Much of the allure of private schools is based on their reputation, which they work hard to sustain. All too often, the school leadership maintains a brave front while quietly scrambling, shrinking, discounting, and recruiting full-pay students from wealthy families. Behind the curtain, you may find a small team of inspired rock stars led by the school founders. Armed with degrees, certificates and classroom experience in education, the true believers move from the classroom to the front office — a few may even find their way into the boardroom. Management, officers and directors are typically comprised of parents and teachers including perhaps a lawyer or accountant thrown in for pro bono advice. Although these people with all of their skills are well intentioned and devoted to the mission of the school, the paramount reason schools fail is because of poor business management.
Schools do not perish due to disinterested teachers or underperforming students.
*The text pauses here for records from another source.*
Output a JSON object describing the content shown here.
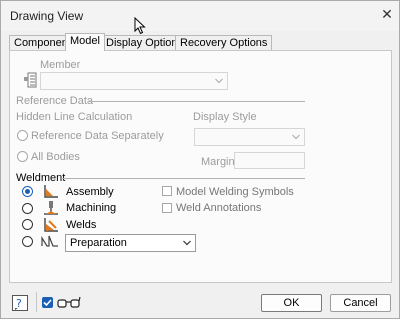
{
  "window": {
    "title": "Drawing View"
  },
  "tabs": [
    {
      "label": "Component"
    },
    {
      "label": "Model"
    },
    {
      "label": "Display Options"
    },
    {
      "label": "Recovery Options"
    }
  ],
  "model": {
    "member": {
      "label": "Member",
      "value": ""
    },
    "reference_data": {
      "section_label": "Reference Data",
      "hidden_line_label": "Hidden Line Calculation",
      "display_style_label": "Display Style",
      "radio_separately": "Reference Data Separately",
      "radio_all_bodies": "All Bodies",
      "margin_label": "Margin",
      "margin_value": ""
    },
    "weldment": {
      "section_label": "Weldment",
      "options": [
        {
          "label": "Assembly",
          "selected": true
        },
        {
          "label": "Machining",
          "selected": false
        },
        {
          "label": "Welds",
          "selected": false
        }
      ],
      "preparation_value": "Preparation",
      "model_welding_symbols": "Model Welding Symbols",
      "weld_annotations": "Weld Annotations"
    }
  },
  "footer": {
    "ok_label": "OK",
    "cancel_label": "Cancel"
  },
  "colors": {
    "accent": "#1a5fb4",
    "weld_icon_orange": "#e07a1f"
  }
}
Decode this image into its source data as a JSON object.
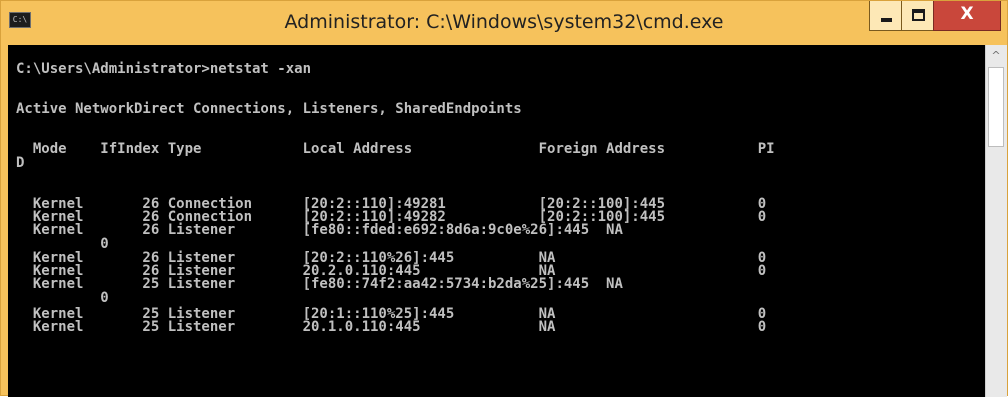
{
  "window": {
    "title": "Administrator: C:\\Windows\\system32\\cmd.exe",
    "icon": "cmd-window-icon",
    "icon_glyph": "C:\\",
    "controls": {
      "minimize_icon": "minimize-icon",
      "maximize_icon": "maximize-icon",
      "close_label": "X"
    }
  },
  "console": {
    "prompt_line": "C:\\Users\\Administrator>netstat -xan",
    "heading_line": "Active NetworkDirect Connections, Listeners, SharedEndpoints",
    "header_line": "  Mode    IfIndex Type            Local Address               Foreign Address           PI",
    "header_wrap": "D",
    "rows": [
      "  Kernel       26 Connection      [20:2::110]:49281           [20:2::100]:445           0",
      "  Kernel       26 Connection      [20:2::110]:49282           [20:2::100]:445           0",
      "  Kernel       26 Listener        [fe80::fded:e692:8d6a:9c0e%26]:445  NA",
      "          0",
      "  Kernel       26 Listener        [20:2::110%26]:445          NA                        0",
      "  Kernel       26 Listener        20.2.0.110:445              NA                        0",
      "  Kernel       25 Listener        [fe80::74f2:aa42:5734:b2da%25]:445  NA",
      "          0",
      "  Kernel       25 Listener        [20:1::110%25]:445          NA                        0",
      "  Kernel       25 Listener        20.1.0.110:445              NA                        0"
    ]
  },
  "scrollbar": {
    "up_arrow_icon": "scroll-up-arrow-icon"
  },
  "colors": {
    "titlebar": "#f6c25c",
    "console_bg": "#000000",
    "console_text": "#c0c0c0",
    "close_button": "#c9473b"
  }
}
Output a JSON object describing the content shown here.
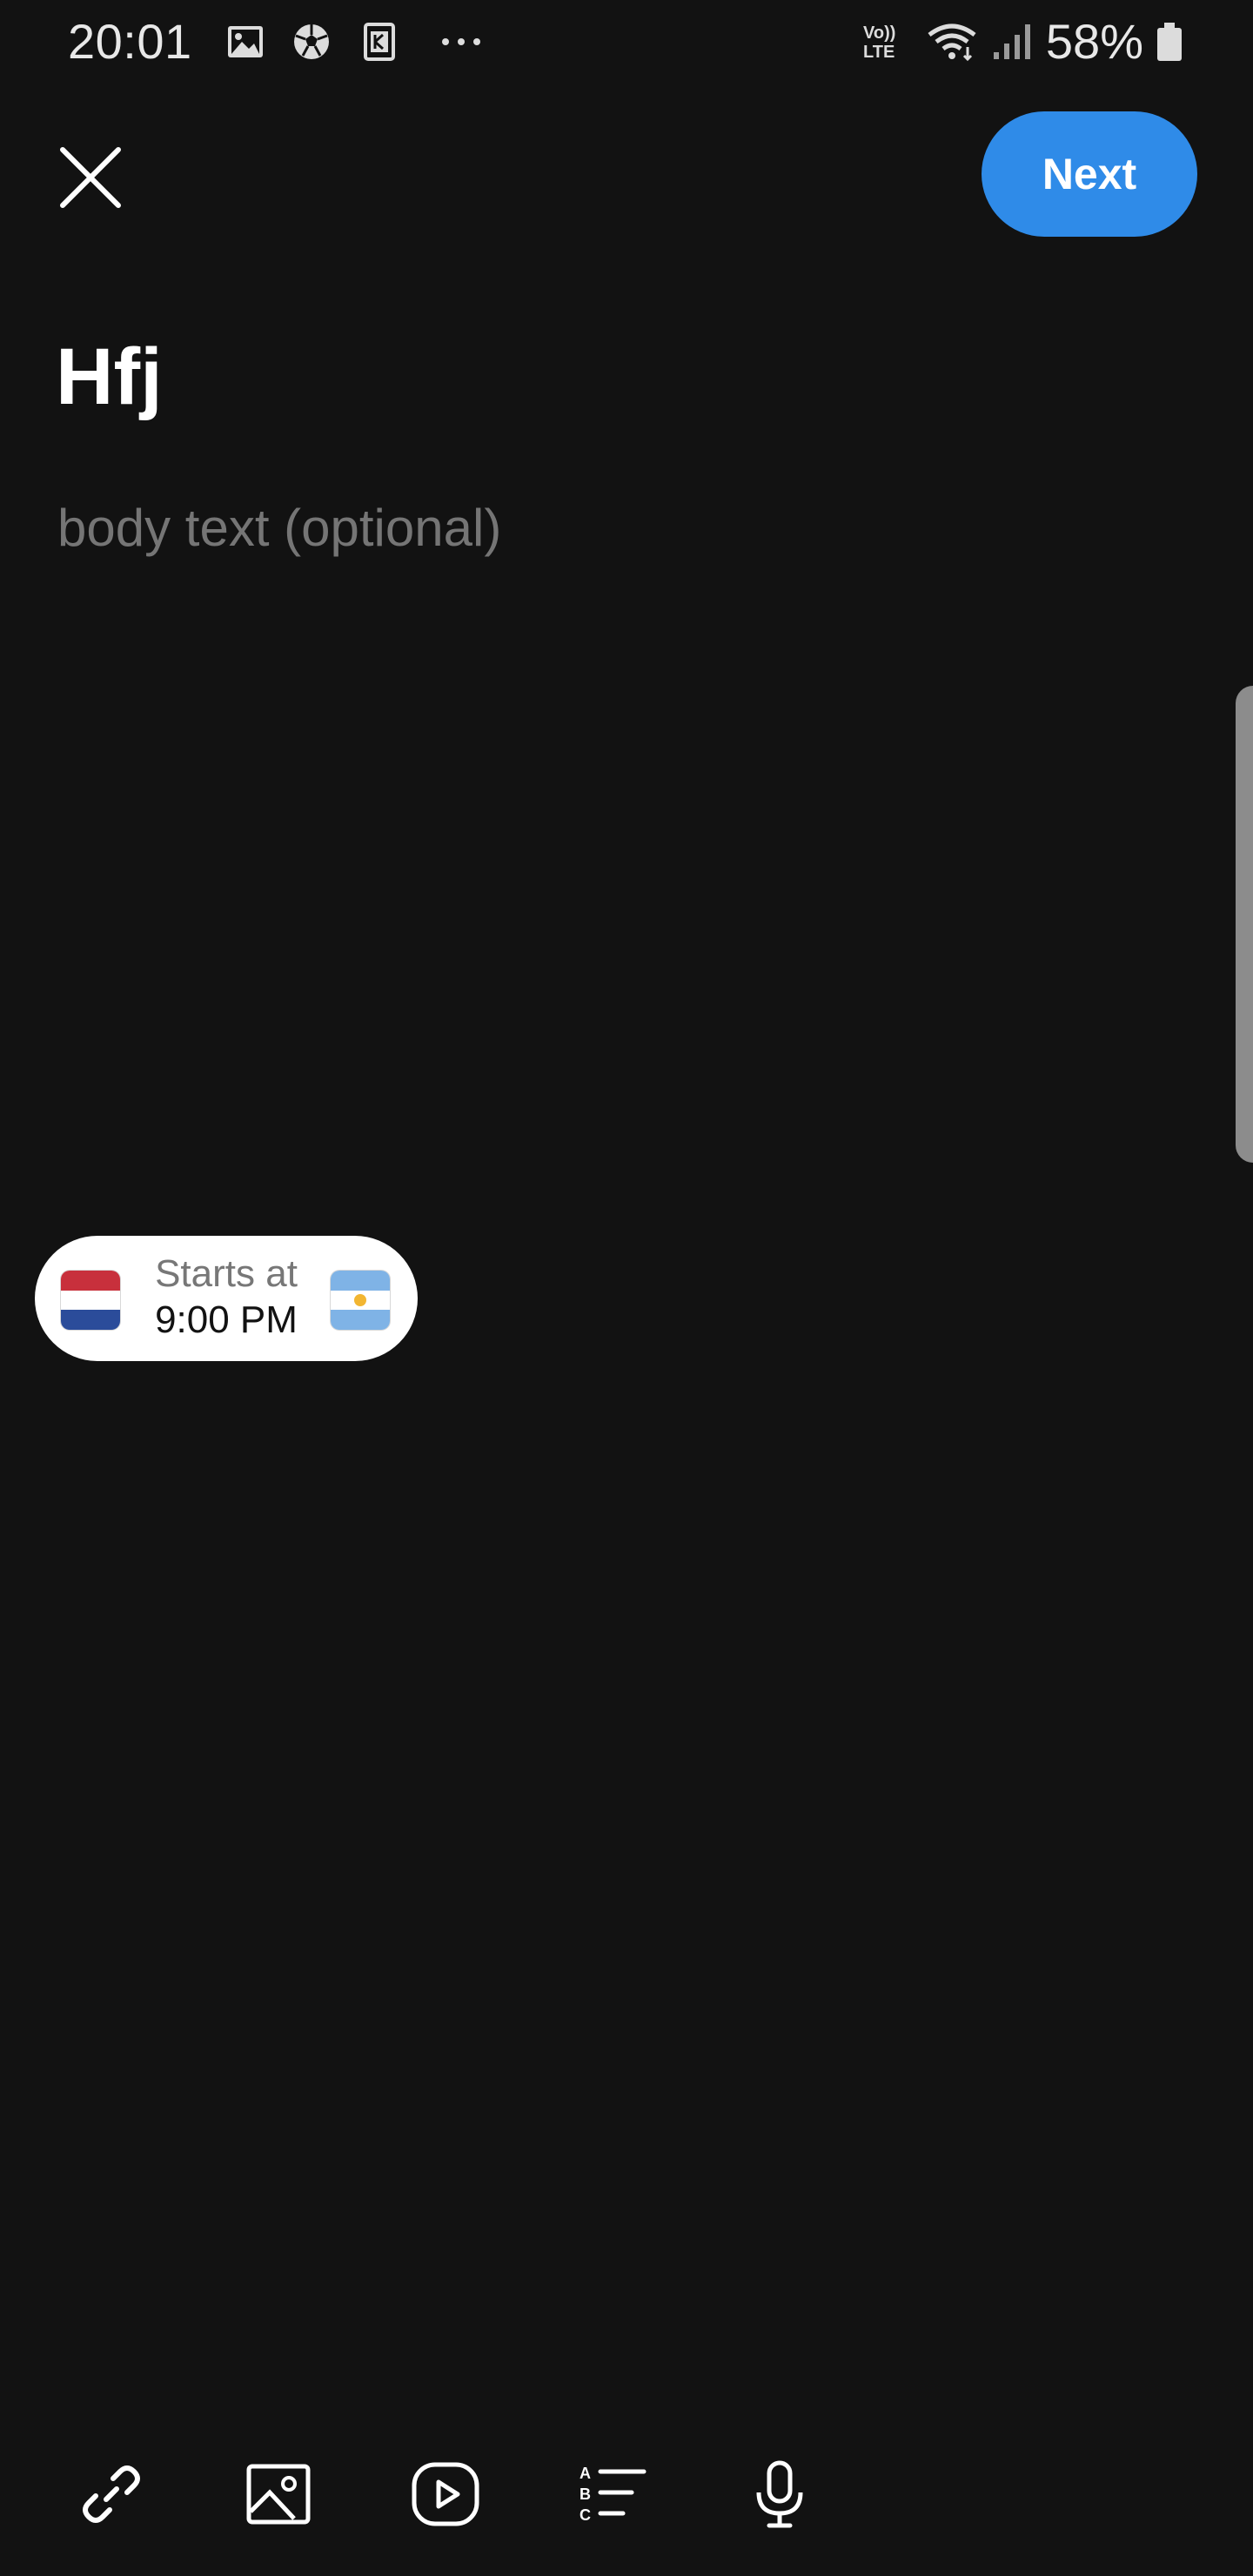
{
  "status_bar": {
    "time": "20:01",
    "battery": "58%",
    "icons": [
      "image-notification-icon",
      "soccer-ball-icon",
      "k-app-icon",
      "more-dots-icon",
      "volte-icon",
      "wifi-icon",
      "signal-icon",
      "battery-icon"
    ]
  },
  "header": {
    "close_icon": "close-icon",
    "next_label": "Next",
    "accent_color": "#2f8be8"
  },
  "post": {
    "title": "Hfj",
    "body_placeholder": "body text (optional)"
  },
  "match": {
    "home_flag": "netherlands-flag-icon",
    "away_flag": "argentina-flag-icon",
    "label": "Starts at",
    "time": "9:00 PM"
  },
  "toolbar": {
    "items": [
      "link-icon",
      "image-icon",
      "video-icon",
      "poll-icon",
      "microphone-icon"
    ]
  }
}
For the most part, schools close because they can no longer pay the bills.1 A small nonprofit may have an annual budget of a few hundred thousand dollars a year – maybe as much as one million. Whatever the budget, private schools rarely have managers with the business acumen to run a million dollar operation let alone a multi million dollar corporation. Finance, accounting, economics, contracts and corporate law are not required courses to obtain teaching credentials. Absent a career change from finance or management to education, a teacher would not have the quantitative skills or managerial savvy to anticipate and avoid financial ruin. The stark reality is that enrollment in private schools is shrinking, public schools have a stronger return on investment, and charter schools are struggling to survive.
Private School Enrollment Shrinking
Consider today’s realities. Private K-12 enrollments shrunk by almost 13 percent from 2000 to 2010. Catholic schools nationwide have fewer than half as many students as they had 50 years ago and are closing right and left. The Archdiocese of Philadelphia, for example, announced that 44 of its 156 elementary schools will cease operation. In addition, many independent schools are having trouble filling their seats — at least, filling them with their customary clientele of tuition-paying American students. Traditional nonprofit private colleges are also challenged to fill their classroom seats and dorms, to which they’re responding by heavily discounting their tuitions and fees to garner more students. Private education is headed for dramatic shrinkage except for in a handful of places and circumstances, to be replaced by a very different set of institutional, governance, financing, and education-delivery mechanisms.2
Public School ROI Superior to Private
This blog post was archived on April 17, 2017 and is only available for Enterprise clients